But man, this story is surprisingly complicated. This is a book definitely written for the hardcore fans of Batwoman. I think I’ve read all her trades so far, but they haven’t made such an impression that I can remember all the details of what’s happening in this comic. Recurring villains don’t have quite the impact they should. Werewolves switching sides and becoming noble don’t have the drama that they should. Simply because I can’t remember who all these people are and what they did in comics that I read three years ago.

Because it is required, I’ll poke some holes in the new 52 timeline. Wasn’t AcroBat inspired by Batman? How can that be when he has an adult daughter but Batman has only been active 5 years? Who are Director Bones’ parents? I assume he was never on Infinity Inc., right? Somehow 52 still counted for this title? But not for other titles in the new 52? Blargh.


I guess I can give this an AVERAGE, but man, it almost falls off the cliff. There are too many neat ideas and wonderful scenes to hate this comic, but I can promise I’ll never read it again. 

Monday, September 1, 2014

Happy TPB

So Grant Morrison really wanted to try to write a Garth Ennis story, huh? He even went so far as to get frequent Ennis collaborator Darick Robertson to give him a hand. The result? A violent, profanity-filled one-off story that would be in the lower tier of Ennis’ work. This book is a good reminder that people should stick to what they do best.

Nick Sax is such a dislikable character, I almost feel like Morrison is trying too hard. Heck, he’s described as a “c-word” on the opening page. The story is so predictable that anyone who has read a book before knows how Sax’s character arc is going to go. There isn’t really anything original enough about his descent into the gutter and eventual redemption to make it memorable.

I suppose the titular “Happy,” the unicorn/Pegasus horse that inspires Sax’s journey is a bit memorable. He’s a floating cartoon that only Sax can see, one that can help him cheat at cards and punch thugs’ teeth out. That contrast should maybe go a bit longer than it does. Maybe it is because I already knew the concept behind the series before starting it, but I never found the cartoon/violence mix to be that striking or amusing.

Morrison usually really shows off with his insane villains. But Mr. Blue isn’t memorable, and pervert Santa is too much of a cliché at this point to be impressive. It is another swing and a miss.
Robertson’s art is gritty and realistic, with cartoonish ultra-violence. He excels at it, of course, but again, there is something missing. The sheer joy of The Boys is missing. It seems like Robertson is going through the motions too.
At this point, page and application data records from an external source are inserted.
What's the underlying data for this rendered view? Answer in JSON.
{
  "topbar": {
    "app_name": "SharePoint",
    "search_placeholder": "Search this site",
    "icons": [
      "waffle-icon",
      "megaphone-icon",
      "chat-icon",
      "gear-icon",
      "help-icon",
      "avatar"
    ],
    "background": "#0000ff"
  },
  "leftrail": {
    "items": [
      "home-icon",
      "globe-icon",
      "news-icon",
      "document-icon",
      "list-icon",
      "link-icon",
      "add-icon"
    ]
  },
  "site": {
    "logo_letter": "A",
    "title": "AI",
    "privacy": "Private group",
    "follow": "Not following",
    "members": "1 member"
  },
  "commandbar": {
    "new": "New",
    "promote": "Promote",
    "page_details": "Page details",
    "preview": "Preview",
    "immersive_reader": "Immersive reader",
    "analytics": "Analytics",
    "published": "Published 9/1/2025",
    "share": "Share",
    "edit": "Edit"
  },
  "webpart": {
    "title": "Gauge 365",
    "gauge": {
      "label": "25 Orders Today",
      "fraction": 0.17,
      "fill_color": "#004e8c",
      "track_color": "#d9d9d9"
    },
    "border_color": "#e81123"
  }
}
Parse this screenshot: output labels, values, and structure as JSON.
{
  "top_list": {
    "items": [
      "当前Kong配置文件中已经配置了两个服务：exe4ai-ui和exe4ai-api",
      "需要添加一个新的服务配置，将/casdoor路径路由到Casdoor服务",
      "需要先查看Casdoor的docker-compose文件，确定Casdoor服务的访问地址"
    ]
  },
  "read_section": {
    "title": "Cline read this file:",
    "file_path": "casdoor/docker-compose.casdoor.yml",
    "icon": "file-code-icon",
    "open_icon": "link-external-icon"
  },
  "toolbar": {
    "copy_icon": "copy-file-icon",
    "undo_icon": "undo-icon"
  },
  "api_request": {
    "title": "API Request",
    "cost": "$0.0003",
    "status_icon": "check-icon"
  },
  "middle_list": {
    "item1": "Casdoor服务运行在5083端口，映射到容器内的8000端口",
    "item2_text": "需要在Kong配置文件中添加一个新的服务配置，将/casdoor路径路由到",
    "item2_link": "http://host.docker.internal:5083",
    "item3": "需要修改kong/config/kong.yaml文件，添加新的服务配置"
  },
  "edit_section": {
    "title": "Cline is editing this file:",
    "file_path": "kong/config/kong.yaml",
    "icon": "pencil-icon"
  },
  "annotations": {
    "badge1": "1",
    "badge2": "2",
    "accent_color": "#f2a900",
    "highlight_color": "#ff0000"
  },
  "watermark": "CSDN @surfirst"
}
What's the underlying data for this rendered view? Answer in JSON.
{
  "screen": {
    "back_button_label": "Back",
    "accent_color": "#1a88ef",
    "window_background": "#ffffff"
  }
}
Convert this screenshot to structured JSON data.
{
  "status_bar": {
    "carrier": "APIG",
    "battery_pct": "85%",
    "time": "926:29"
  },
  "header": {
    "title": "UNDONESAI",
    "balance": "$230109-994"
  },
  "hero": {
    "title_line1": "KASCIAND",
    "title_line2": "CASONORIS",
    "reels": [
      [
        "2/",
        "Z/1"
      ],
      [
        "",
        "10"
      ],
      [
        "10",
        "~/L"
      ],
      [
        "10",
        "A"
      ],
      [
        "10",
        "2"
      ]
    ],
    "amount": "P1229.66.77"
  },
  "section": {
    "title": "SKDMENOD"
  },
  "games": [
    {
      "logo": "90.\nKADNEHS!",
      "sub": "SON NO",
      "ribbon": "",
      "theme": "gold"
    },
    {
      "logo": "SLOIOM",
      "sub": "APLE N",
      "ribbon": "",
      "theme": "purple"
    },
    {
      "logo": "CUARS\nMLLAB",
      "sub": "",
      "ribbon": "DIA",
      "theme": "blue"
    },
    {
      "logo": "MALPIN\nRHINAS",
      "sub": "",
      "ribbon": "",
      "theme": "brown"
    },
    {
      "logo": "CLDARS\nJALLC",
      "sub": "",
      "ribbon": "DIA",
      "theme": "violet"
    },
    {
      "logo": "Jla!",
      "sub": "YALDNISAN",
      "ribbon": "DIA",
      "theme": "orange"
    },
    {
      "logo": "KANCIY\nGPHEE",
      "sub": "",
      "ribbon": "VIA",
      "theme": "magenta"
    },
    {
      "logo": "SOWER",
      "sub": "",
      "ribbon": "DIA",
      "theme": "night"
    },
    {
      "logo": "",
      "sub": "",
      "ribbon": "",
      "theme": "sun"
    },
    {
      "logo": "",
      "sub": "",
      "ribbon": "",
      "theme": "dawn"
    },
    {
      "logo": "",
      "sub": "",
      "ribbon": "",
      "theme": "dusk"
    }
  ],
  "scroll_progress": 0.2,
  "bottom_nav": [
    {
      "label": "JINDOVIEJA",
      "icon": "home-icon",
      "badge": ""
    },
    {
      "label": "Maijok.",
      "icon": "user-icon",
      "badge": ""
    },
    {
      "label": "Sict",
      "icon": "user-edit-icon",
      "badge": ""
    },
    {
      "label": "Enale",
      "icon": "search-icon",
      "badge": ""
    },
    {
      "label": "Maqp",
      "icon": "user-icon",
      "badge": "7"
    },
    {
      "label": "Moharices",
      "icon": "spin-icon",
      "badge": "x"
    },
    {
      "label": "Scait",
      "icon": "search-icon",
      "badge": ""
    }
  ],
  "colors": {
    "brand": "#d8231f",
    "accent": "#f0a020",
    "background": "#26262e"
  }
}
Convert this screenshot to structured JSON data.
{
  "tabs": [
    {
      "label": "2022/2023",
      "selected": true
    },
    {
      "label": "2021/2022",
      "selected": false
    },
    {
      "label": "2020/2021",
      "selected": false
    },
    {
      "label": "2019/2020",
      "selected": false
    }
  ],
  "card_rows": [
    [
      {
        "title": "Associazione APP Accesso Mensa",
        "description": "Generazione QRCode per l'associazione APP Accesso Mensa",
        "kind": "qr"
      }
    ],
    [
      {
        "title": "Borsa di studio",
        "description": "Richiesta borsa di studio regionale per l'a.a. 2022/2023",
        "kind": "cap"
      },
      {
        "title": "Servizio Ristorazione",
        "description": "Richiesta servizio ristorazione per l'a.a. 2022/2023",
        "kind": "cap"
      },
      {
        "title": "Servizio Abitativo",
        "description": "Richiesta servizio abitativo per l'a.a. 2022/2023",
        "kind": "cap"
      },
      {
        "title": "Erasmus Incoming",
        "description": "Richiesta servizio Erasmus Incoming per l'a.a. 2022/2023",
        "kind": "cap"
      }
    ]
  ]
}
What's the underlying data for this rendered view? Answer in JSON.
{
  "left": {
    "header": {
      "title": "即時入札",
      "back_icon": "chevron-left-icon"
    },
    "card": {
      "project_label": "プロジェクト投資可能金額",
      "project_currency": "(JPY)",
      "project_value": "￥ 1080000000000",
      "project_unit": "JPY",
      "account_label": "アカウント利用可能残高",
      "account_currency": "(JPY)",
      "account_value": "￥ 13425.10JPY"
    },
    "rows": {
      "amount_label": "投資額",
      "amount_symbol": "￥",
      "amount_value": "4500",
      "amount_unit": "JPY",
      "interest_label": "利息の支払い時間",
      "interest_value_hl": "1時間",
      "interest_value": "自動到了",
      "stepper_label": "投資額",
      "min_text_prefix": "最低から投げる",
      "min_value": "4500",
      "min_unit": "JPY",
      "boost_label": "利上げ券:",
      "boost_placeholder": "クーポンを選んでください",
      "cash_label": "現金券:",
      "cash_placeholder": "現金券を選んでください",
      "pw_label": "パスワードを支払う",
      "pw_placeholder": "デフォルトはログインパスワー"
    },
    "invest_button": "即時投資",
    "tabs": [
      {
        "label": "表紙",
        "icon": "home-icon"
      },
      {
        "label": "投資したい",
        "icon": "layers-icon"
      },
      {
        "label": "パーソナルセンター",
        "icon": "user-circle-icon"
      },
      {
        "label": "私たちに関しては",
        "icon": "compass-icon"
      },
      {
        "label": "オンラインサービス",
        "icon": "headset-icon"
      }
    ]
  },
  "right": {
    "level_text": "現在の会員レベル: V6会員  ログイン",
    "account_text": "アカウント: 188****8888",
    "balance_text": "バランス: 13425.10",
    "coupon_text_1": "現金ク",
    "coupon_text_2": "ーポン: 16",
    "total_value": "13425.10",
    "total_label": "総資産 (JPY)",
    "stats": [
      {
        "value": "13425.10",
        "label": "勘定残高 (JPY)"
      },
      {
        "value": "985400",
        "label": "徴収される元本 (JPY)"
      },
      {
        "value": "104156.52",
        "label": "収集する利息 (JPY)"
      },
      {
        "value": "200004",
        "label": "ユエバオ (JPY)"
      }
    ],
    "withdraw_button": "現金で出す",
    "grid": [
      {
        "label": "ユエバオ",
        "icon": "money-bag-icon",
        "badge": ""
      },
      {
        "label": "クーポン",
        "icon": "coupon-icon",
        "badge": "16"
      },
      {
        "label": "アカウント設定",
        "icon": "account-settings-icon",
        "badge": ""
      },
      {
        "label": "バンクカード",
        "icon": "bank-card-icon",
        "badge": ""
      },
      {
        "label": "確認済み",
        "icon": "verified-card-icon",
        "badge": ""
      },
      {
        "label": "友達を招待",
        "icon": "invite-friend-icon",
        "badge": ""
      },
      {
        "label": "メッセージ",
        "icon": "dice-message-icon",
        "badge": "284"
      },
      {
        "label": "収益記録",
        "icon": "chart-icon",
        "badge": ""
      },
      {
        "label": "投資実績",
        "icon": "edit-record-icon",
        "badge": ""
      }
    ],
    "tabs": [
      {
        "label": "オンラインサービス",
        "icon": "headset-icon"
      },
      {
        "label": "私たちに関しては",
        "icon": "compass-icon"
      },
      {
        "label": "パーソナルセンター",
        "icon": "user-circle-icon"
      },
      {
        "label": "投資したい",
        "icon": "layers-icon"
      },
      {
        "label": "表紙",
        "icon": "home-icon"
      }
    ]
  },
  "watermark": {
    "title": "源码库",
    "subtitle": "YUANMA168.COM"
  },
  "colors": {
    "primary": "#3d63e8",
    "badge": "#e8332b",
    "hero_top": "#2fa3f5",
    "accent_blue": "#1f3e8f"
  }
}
If you want a POOR take on better comics, you can check this out. But I’d rather read Garth Ennis’ filthy book and Morrison’s mad and wild ideas in separate titles.